ACTIVITY: Lines from the material below that hold the string "label" are what is needed; copy each of them.
*** Opening EXERCISE MATERIALS ***
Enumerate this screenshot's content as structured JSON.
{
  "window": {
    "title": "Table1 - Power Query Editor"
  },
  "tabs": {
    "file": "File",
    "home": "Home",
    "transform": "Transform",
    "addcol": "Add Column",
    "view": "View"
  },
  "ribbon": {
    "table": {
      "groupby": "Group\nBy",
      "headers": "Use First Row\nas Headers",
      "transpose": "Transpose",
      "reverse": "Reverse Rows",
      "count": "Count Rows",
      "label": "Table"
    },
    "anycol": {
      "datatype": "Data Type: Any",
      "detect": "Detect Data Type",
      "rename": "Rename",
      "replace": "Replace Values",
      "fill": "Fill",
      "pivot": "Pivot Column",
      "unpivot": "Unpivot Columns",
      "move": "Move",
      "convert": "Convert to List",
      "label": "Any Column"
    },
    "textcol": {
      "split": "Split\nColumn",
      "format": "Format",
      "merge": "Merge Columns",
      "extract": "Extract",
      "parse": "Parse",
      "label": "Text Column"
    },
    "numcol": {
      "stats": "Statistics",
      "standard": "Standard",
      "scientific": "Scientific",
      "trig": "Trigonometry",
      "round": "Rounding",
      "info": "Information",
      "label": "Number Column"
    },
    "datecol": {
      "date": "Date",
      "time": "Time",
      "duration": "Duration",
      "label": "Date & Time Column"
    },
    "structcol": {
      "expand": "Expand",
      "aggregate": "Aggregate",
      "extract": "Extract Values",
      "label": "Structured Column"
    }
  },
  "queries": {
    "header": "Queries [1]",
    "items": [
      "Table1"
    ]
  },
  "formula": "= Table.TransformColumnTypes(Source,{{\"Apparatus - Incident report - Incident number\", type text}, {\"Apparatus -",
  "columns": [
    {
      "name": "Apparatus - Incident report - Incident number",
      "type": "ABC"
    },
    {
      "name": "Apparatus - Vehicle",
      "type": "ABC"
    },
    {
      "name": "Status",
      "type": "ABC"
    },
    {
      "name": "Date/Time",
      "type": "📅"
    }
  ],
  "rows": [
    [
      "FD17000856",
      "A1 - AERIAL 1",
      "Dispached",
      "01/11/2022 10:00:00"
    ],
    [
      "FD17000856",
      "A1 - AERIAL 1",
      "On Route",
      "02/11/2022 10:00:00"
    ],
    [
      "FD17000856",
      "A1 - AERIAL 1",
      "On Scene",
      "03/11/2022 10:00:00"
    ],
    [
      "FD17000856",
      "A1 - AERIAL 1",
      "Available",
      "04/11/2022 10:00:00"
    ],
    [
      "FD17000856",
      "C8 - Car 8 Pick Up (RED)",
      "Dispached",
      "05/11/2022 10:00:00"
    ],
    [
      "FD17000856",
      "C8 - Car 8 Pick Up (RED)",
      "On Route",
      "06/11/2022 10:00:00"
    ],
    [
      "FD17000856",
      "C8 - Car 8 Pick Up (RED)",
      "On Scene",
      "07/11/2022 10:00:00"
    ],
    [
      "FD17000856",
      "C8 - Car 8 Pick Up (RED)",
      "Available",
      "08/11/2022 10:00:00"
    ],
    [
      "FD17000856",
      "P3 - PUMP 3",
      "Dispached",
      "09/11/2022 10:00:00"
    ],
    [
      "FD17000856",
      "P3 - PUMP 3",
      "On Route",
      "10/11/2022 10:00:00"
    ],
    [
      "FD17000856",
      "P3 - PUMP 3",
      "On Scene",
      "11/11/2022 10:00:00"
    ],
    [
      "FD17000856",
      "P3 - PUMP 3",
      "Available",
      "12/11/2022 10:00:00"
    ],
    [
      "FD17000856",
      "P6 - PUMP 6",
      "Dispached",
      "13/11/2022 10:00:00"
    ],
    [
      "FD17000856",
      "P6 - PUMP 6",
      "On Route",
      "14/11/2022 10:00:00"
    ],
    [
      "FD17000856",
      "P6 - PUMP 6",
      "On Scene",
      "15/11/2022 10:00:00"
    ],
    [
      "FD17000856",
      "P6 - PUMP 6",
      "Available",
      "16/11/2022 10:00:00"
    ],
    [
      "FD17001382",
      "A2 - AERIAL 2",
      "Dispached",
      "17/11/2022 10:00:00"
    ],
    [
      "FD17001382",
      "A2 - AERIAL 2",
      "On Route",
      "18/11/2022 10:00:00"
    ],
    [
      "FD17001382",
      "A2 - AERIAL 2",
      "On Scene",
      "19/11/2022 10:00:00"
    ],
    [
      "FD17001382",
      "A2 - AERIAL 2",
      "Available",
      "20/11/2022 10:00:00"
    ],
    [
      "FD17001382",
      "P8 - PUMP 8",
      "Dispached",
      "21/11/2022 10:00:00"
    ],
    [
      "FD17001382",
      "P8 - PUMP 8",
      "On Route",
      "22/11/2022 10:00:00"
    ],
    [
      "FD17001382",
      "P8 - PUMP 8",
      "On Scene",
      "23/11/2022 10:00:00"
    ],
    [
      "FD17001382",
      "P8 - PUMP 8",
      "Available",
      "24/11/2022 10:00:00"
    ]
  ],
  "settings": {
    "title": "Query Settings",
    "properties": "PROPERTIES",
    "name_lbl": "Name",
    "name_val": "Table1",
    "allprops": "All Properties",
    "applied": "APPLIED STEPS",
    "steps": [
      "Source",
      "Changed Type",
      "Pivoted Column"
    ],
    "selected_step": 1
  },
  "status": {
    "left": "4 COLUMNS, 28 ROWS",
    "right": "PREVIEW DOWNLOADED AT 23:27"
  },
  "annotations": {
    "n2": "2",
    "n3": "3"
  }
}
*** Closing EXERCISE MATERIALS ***
PROBLEM SOLUTION:
      "label": "Table"
      "label": "Any Column"
      "label": "Text Column"
      "label": "Number Column"
      "label": "Date & Time Column"
      "label": "Structured Column"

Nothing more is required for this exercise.